▶ [What the task asks]
Would you please copy each line of the listing that mentions "name"?
[Opening Recorded data section]
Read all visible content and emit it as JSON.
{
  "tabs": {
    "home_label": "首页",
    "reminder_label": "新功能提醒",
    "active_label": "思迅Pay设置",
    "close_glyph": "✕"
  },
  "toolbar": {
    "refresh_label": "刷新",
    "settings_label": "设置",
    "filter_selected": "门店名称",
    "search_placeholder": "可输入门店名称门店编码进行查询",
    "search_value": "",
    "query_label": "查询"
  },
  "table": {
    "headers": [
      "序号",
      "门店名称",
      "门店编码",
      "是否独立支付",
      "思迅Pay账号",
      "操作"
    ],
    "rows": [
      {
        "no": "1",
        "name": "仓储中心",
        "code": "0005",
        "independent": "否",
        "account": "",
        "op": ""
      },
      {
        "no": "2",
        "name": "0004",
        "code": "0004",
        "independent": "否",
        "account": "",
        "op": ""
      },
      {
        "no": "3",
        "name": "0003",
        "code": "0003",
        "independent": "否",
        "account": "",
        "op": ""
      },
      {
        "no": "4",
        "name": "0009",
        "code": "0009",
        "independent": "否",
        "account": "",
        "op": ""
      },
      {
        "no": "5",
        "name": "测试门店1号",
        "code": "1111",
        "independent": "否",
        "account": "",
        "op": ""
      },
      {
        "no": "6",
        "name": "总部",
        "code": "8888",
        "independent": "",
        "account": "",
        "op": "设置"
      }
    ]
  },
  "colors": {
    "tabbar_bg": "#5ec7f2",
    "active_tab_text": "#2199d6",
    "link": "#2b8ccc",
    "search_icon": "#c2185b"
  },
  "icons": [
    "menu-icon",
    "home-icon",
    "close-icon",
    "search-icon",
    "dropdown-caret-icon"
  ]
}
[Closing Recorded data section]
▶ [Response for this exercise]
        "name": "仓储中心",
        "name": "0004",
        "name": "0003",
        "name": "0009",
        "name": "测试门店1号",
        "name": "总部",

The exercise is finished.